I expect I am not alone in trying to build a diverse collection of model airliners. Obviously nations like the USA, Canada, China, UK, France, Australia etc are well represented in almost any scale but if you want a geographically representative collection then often your choices are rather limited or even non-existant in 1:400. In this 2 part series I plan on taking a look at where the gaps are in my collection and in production in general.
In part 1 of this 2 part series I took a look at numbers 22-12 of aircraft types that have not featured (or at least not featured well) in 1/400 scale. I tried to keep it to aircraft with some chance of success, which meant excluding some interesting types, but even so I get the feeling it'll be a long time until we see even half of them in all their zinc/aluminium glory, given how conservative the manufacturers can be. That shouldn't be the case with the top eleven though, in here there is real potential for decent sales and model numbers.
Recently I took a look at moulds that are extant but underused by the major manufacturers.
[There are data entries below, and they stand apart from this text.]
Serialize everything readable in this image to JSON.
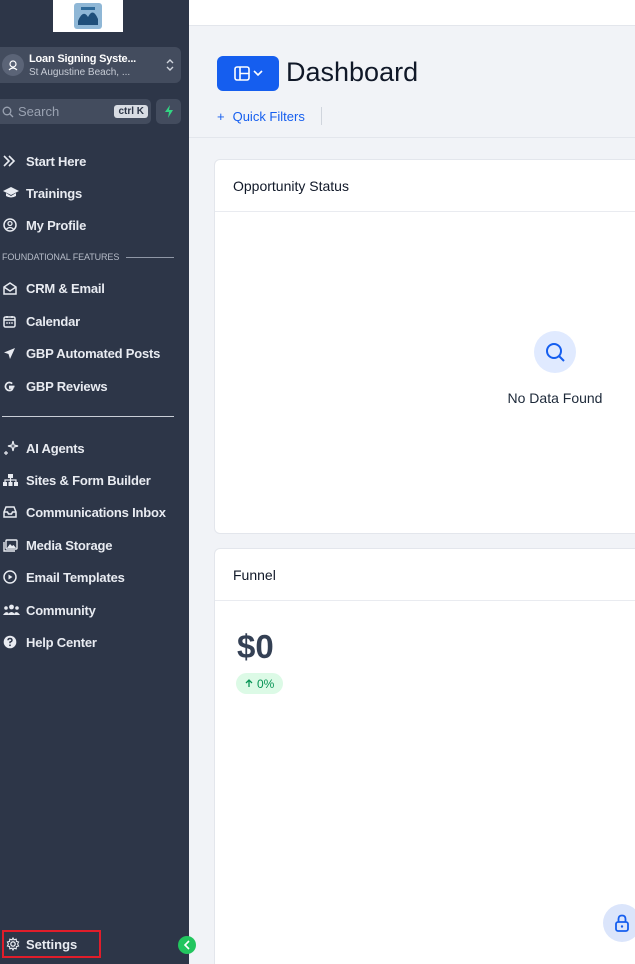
{
  "sidebar": {
    "account": {
      "name": "Loan Signing Syste...",
      "location": "St Augustine Beach, ..."
    },
    "search": {
      "placeholder": "Search",
      "shortcut": "ctrl K"
    },
    "items_top": [
      {
        "label": "Start Here",
        "icon": "double-chevron-right-icon"
      },
      {
        "label": "Trainings",
        "icon": "graduation-cap-icon"
      },
      {
        "label": "My Profile",
        "icon": "user-circle-icon"
      }
    ],
    "section_label": "FOUNDATIONAL FEATURES",
    "items_foundational": [
      {
        "label": "CRM & Email",
        "icon": "mail-open-icon"
      },
      {
        "label": "Calendar",
        "icon": "calendar-icon"
      },
      {
        "label": "GBP Automated Posts",
        "icon": "send-icon"
      },
      {
        "label": "GBP Reviews",
        "icon": "google-icon"
      }
    ],
    "items_more": [
      {
        "label": "AI Agents",
        "icon": "sparkles-icon"
      },
      {
        "label": "Sites & Form Builder",
        "icon": "sitemap-icon"
      },
      {
        "label": "Communications Inbox",
        "icon": "inbox-icon"
      },
      {
        "label": "Media Storage",
        "icon": "images-icon"
      },
      {
        "label": "Email Templates",
        "icon": "play-circle-icon"
      },
      {
        "label": "Community",
        "icon": "users-icon"
      },
      {
        "label": "Help Center",
        "icon": "help-circle-icon"
      }
    ],
    "settings_label": "Settings"
  },
  "header": {
    "title": "Dashboard",
    "quick_filters_label": "Quick Filters"
  },
  "cards": {
    "opportunity_status": {
      "title": "Opportunity Status",
      "empty_text": "No Data Found"
    },
    "funnel": {
      "title": "Funnel",
      "amount": "$0",
      "change": "0%"
    }
  },
  "colors": {
    "sidebar_bg": "#2d3648",
    "accent": "#155eef",
    "settings_highlight": "#e11d2a",
    "positive": "#079455"
  }
}
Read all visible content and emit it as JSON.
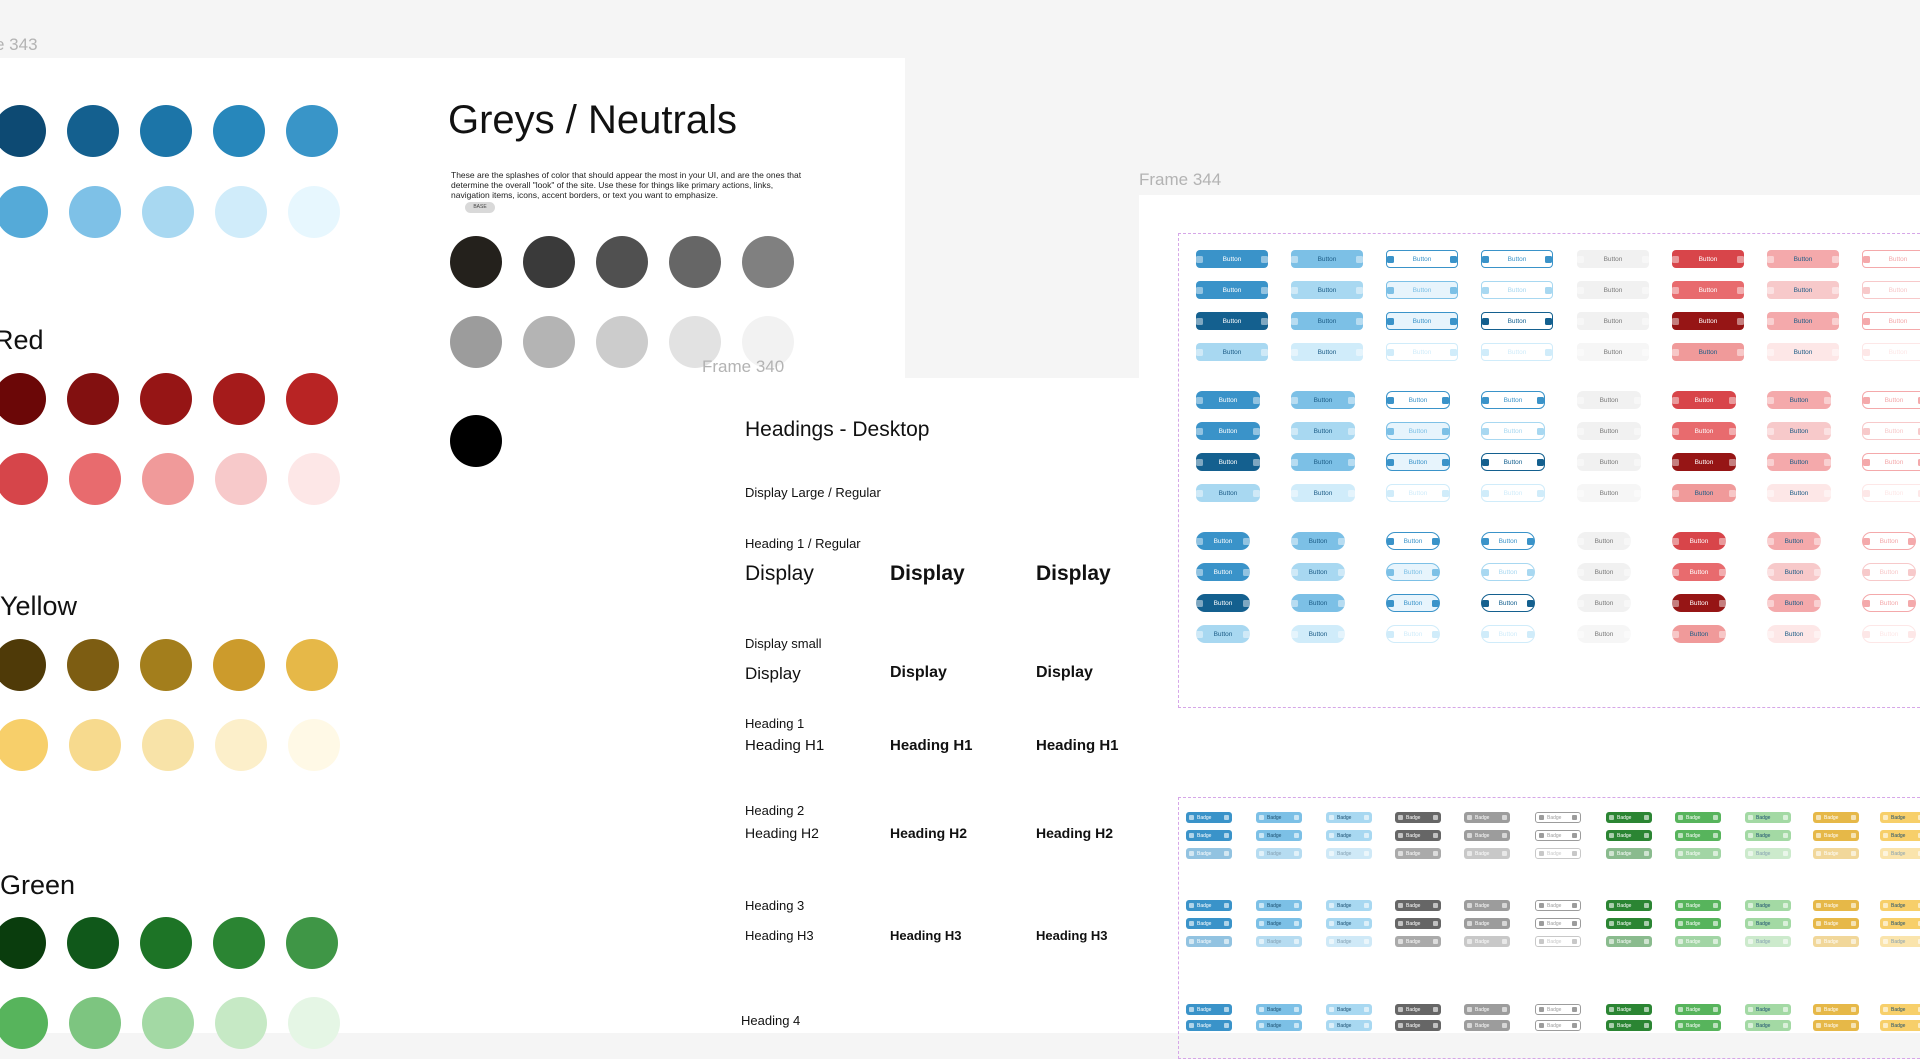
{
  "frames": {
    "left_label": "e 343",
    "right_label": "Frame 344",
    "mid_label": "Frame 340"
  },
  "palette": {
    "blue": {
      "title": "",
      "row1": [
        "#0d4a73",
        "#14608f",
        "#1c75a8",
        "#2787bb",
        "#3995c8"
      ],
      "row2": [
        "#55aad8",
        "#7ec1e7",
        "#a8d8f1",
        "#d0ecfa",
        "#e7f7fe"
      ]
    },
    "red": {
      "title": "Red",
      "row1": [
        "#6b0707",
        "#821010",
        "#961515",
        "#a51b1b",
        "#b82424"
      ],
      "row2": [
        "#d6454a",
        "#e86b6e",
        "#f09a9a",
        "#f7c9ca",
        "#fde7e7"
      ]
    },
    "yellow": {
      "title": "Yellow",
      "row1": [
        "#4f3a08",
        "#7d5d12",
        "#a37e1c",
        "#cc9b2c",
        "#e6b848"
      ],
      "row2": [
        "#f7cf6a",
        "#f7da8e",
        "#f8e3a8",
        "#fcefca",
        "#fff9e6"
      ]
    },
    "green": {
      "title": "Green",
      "row1": [
        "#0a3d0d",
        "#10581a",
        "#1d7426",
        "#2b8533",
        "#3f9646"
      ],
      "row2": [
        "#57b45c",
        "#7dc580",
        "#a3d9a4",
        "#c6e9c5",
        "#e5f6e5"
      ]
    }
  },
  "greys": {
    "title": "Greys / Neutrals",
    "description": "These are the splashes of color that should appear the most in your UI, and are the ones that determine the overall \"look\" of the site. Use these for things like primary actions, links, navigation items, icons, accent borders, or text you want to emphasize.",
    "base_label": "BASE",
    "row1": [
      "#24211c",
      "#3a3a3a",
      "#505050",
      "#666666",
      "#808080"
    ],
    "row2": [
      "#9c9c9c",
      "#b4b4b4",
      "#cccccc",
      "#e2e2e2",
      "#f2f2f2"
    ],
    "black": "#000000"
  },
  "headings": {
    "title": "Headings - Desktop",
    "display_large_label": "Display Large / Regular",
    "h1_regular_label": "Heading 1 / Regular",
    "display_samples": [
      "Display",
      "Display",
      "Display"
    ],
    "display_small_label": "Display small",
    "display_small_samples": [
      "Display",
      "Display",
      "Display"
    ],
    "heading1_label": "Heading 1",
    "heading1_samples": [
      "Heading H1",
      "Heading H1",
      "Heading H1"
    ],
    "heading2_label": "Heading 2",
    "heading2_samples": [
      "Heading H2",
      "Heading H2",
      "Heading H2"
    ],
    "heading3_label": "Heading 3",
    "heading3_samples": [
      "Heading H3",
      "Heading H3",
      "Heading H3"
    ],
    "heading4_label": "Heading 4"
  },
  "buttons": {
    "label": "Button",
    "columns": [
      [
        "#3a93c9",
        "#7cc0e6",
        "#ffffff|#3a93c9",
        "#ffffff|#3a93c9",
        "#f1f1f1",
        "#d8454a",
        "#f4a9ab",
        "#ffffff|#f4a9ab"
      ],
      [
        "#3a93c9",
        "#a8d8f1",
        "#e7f4fc|#7cc0e6",
        "#ffffff|#a8d8f1",
        "#f1f1f1",
        "#e86b6e",
        "#f7c9ca",
        "#ffffff|#f7c9ca"
      ],
      [
        "#14608f",
        "#7cc0e6",
        "#e7f4fc|#3a93c9",
        "#ffffff|#14608f",
        "#f1f1f1",
        "#961515",
        "#f4a9ab",
        "#ffffff|#f4a9ab"
      ],
      [
        "#a8d8f1",
        "#d0ecfa",
        "#ffffff|#d0ecfa",
        "#ffffff|#d0ecfa",
        "#f6f6f6",
        "#f09a9a",
        "#fde7e7",
        "#ffffff|#fde7e7"
      ]
    ]
  },
  "badges": {
    "label": "Badge",
    "colors": [
      "#3a93c9",
      "#7cc0e6",
      "#a8d8f1",
      "#666666",
      "#9c9c9c",
      "#ffffff|#9c9c9c",
      "#2b8533",
      "#57b45c",
      "#a3d9a4",
      "#e6b848",
      "#f7cf6a"
    ]
  }
}
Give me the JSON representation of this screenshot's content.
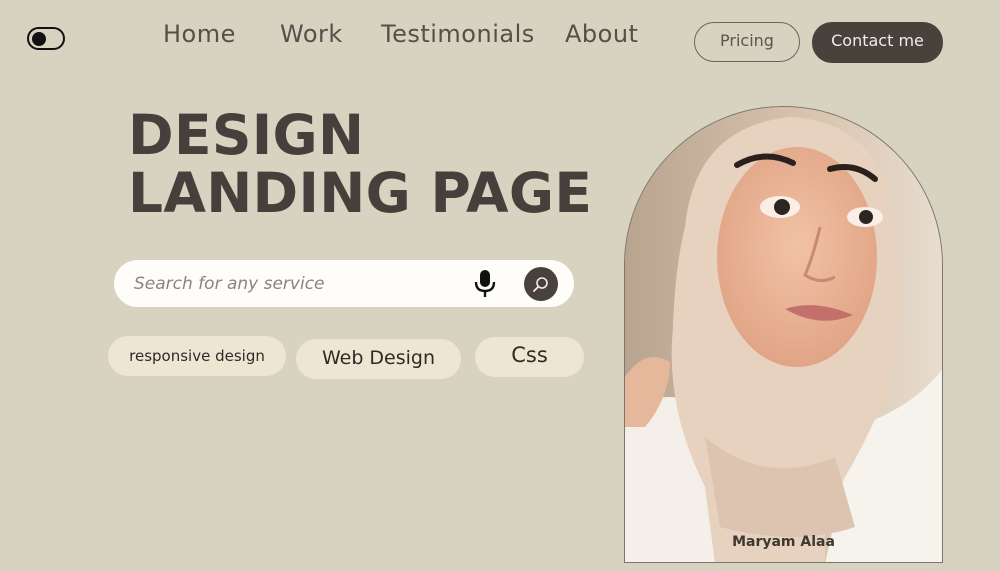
{
  "nav": {
    "home": "Home",
    "work": "Work",
    "testimonials": "Testimonials",
    "about": "About",
    "pricing": "Pricing",
    "contact": "Contact me"
  },
  "hero": {
    "line1": "DESIGN",
    "line2": "LANDING PAGE"
  },
  "search": {
    "placeholder": "Search for any service"
  },
  "chips": [
    "responsive design",
    "Web Design",
    "Css"
  ],
  "portrait": {
    "name": "Maryam Alaa"
  },
  "colors": {
    "background": "#d8d2c0",
    "primary_dark": "#48413c",
    "chip": "#efe5d3",
    "search_bg": "#fffdf9"
  },
  "icons": {
    "toggle": "theme-toggle-icon",
    "mic": "microphone-icon",
    "search": "search-icon"
  }
}
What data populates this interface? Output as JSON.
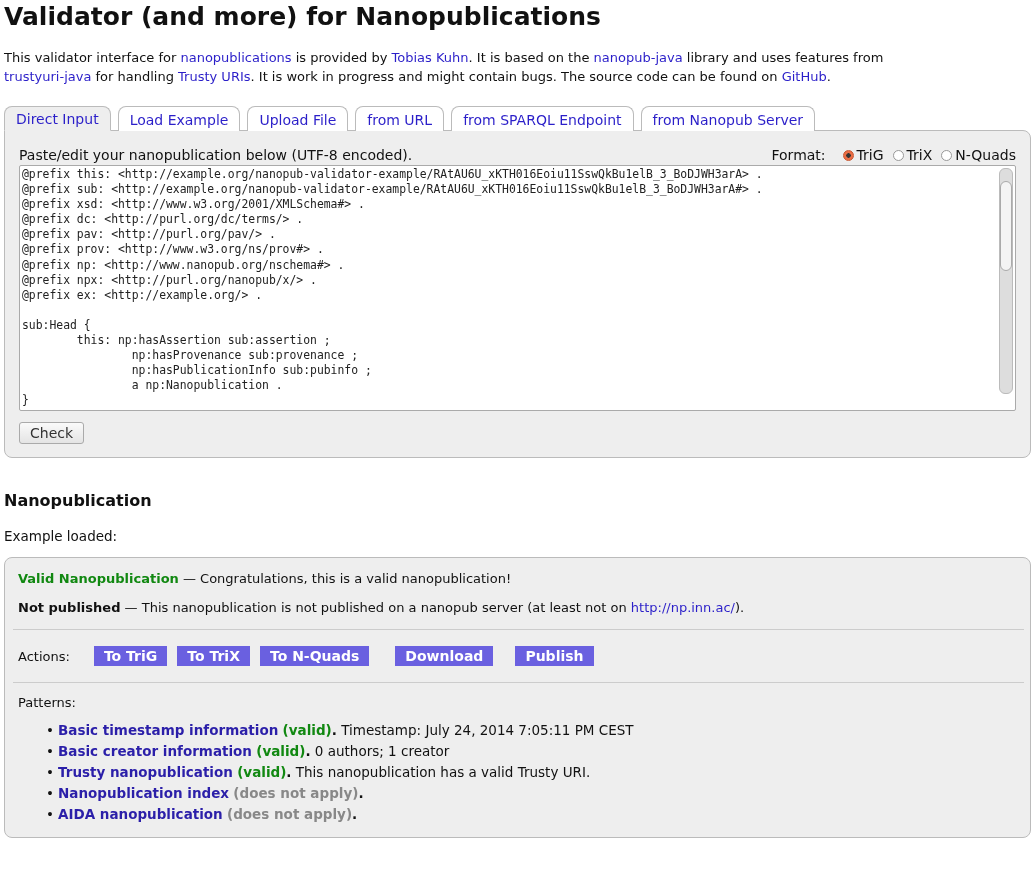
{
  "title": "Validator (and more) for Nanopublications",
  "intro": [
    {
      "kind": "text",
      "text": "This validator interface for "
    },
    {
      "kind": "link",
      "text": "nanopublications"
    },
    {
      "kind": "text",
      "text": " is provided by "
    },
    {
      "kind": "link",
      "text": "Tobias Kuhn"
    },
    {
      "kind": "text",
      "text": ". It is based on the "
    },
    {
      "kind": "link",
      "text": "nanopub-java"
    },
    {
      "kind": "text",
      "text": " library and uses features from "
    },
    {
      "kind": "link",
      "text": "trustyuri-java"
    },
    {
      "kind": "text",
      "text": " for handling "
    },
    {
      "kind": "link",
      "text": "Trusty URIs"
    },
    {
      "kind": "text",
      "text": ". It is work in progress and might contain bugs. The source code can be found on "
    },
    {
      "kind": "link",
      "text": "GitHub"
    },
    {
      "kind": "text",
      "text": "."
    }
  ],
  "tabs": [
    {
      "label": "Direct Input",
      "selected": true
    },
    {
      "label": "Load Example",
      "selected": false
    },
    {
      "label": "Upload File",
      "selected": false
    },
    {
      "label": "from URL",
      "selected": false
    },
    {
      "label": "from SPARQL Endpoint",
      "selected": false
    },
    {
      "label": "from Nanopub Server",
      "selected": false
    }
  ],
  "input_label": "Paste/edit your nanopublication below (UTF-8 encoded).",
  "format": {
    "label": "Format:",
    "options": [
      {
        "label": "TriG",
        "selected": true
      },
      {
        "label": "TriX",
        "selected": false
      },
      {
        "label": "N-Quads",
        "selected": false
      }
    ]
  },
  "editor_text": "@prefix this: <http://example.org/nanopub-validator-example/RAtAU6U_xKTH016Eoiu11SswQkBu1elB_3_BoDJWH3arA> .\n@prefix sub: <http://example.org/nanopub-validator-example/RAtAU6U_xKTH016Eoiu11SswQkBu1elB_3_BoDJWH3arA#> .\n@prefix xsd: <http://www.w3.org/2001/XMLSchema#> .\n@prefix dc: <http://purl.org/dc/terms/> .\n@prefix pav: <http://purl.org/pav/> .\n@prefix prov: <http://www.w3.org/ns/prov#> .\n@prefix np: <http://www.nanopub.org/nschema#> .\n@prefix npx: <http://purl.org/nanopub/x/> .\n@prefix ex: <http://example.org/> .\n\nsub:Head {\n        this: np:hasAssertion sub:assertion ;\n                np:hasProvenance sub:provenance ;\n                np:hasPublicationInfo sub:pubinfo ;\n                a np:Nanopublication .\n}",
  "check_button": "Check",
  "result_heading": "Nanopublication",
  "result_note": "Example loaded:",
  "validity": {
    "label": "Valid Nanopublication",
    "text": " — Congratulations, this is a valid nanopublication!"
  },
  "publication": {
    "label": "Not published",
    "text": " — This nanopublication is not published on a nanopub server (at least not on ",
    "link": "http://np.inn.ac/",
    "end": ")."
  },
  "actions": {
    "label": "Actions:",
    "buttons": [
      "To TriG",
      "To TriX",
      "To N-Quads",
      "Download",
      "Publish"
    ]
  },
  "patterns": {
    "label": "Patterns:",
    "items": [
      {
        "bullet": "•",
        "name": "Basic timestamp information",
        "status": "(valid)",
        "kind": "valid",
        "end": ".",
        "detail": "Timestamp: July 24, 2014 7:05:11 PM CEST"
      },
      {
        "bullet": "•",
        "name": "Basic creator information",
        "status": "(valid)",
        "kind": "valid",
        "end": ".",
        "detail": "0 authors; 1 creator"
      },
      {
        "bullet": "•",
        "name": "Trusty nanopublication",
        "status": "(valid)",
        "kind": "valid",
        "end": ".",
        "detail": "This nanopublication has a valid Trusty URI."
      },
      {
        "bullet": "•",
        "name": "Nanopublication index",
        "status": "(does not apply)",
        "kind": "not_applicable",
        "end": "."
      },
      {
        "bullet": "•",
        "name": "AIDA nanopublication",
        "status": "(does not apply)",
        "kind": "not_applicable",
        "end": "."
      }
    ]
  }
}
This got me thinking about the other side of the coin, which is of course aircraft that are missing. To do this topic justice I am not just looking at aircraft that have never existed in 1/400, but also at aircraft that may have once been represented in 1/400 scale but are either under-represented or represented by a poor quality or obsolete moulding.
In this 2 part series I choose the top 22 most worthy new aircraft and in part 1 we look at numbers 22-12.